In this study, Cleveland Clinic researchers find that patients with certain sleep disorders have more severe outcomes from COVID-19.
The analysis included 5,402 patients. Although patients with sleep-disordered breathing and sleep-related hypoxia did not have an increased risk of developing COVID-19, they had a worse clinical prognosis from the disease.
Time-to-event analyses showed sleep-related hypoxia was associated with a 31% higher rate of hospitalization and mortality.
Percentage of total sleep time at <90% oxygen saturation was associated with increasing WHO-designated clinical outcomes (ie, hospitalization, use of supplemental oxygen, noninvasive ventilation, mechanical ventilation or extracorporeal membrane oxygenation, and death) COVID-19 ordinal scale scores.

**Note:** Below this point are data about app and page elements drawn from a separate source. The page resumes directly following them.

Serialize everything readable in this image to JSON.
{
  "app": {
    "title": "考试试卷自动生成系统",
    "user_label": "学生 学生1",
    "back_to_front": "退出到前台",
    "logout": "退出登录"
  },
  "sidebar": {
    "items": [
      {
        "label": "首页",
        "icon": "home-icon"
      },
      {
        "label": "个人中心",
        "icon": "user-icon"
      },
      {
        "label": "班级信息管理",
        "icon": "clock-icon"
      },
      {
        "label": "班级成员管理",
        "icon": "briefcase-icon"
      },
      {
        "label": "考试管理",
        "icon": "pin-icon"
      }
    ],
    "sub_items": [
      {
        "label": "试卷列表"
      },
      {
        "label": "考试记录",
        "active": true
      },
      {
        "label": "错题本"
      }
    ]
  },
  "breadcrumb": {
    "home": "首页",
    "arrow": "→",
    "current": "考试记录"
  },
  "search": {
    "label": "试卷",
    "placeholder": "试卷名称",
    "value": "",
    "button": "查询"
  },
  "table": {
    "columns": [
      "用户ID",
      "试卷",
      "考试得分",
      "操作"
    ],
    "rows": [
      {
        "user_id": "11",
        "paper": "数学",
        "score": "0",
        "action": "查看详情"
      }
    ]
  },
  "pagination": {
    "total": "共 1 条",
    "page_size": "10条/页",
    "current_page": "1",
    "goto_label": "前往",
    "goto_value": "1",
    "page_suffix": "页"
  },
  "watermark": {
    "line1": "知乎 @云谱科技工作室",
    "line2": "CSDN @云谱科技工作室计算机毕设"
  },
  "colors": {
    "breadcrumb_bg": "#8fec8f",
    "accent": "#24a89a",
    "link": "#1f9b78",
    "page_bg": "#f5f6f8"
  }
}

If sleep-related hypoxia does indeed translate to worse COVID-19 outcomes, risk stratification strategies should be implemented to prioritize early allocation of COVID-19 therapy to these patients, the authors say.Read More >>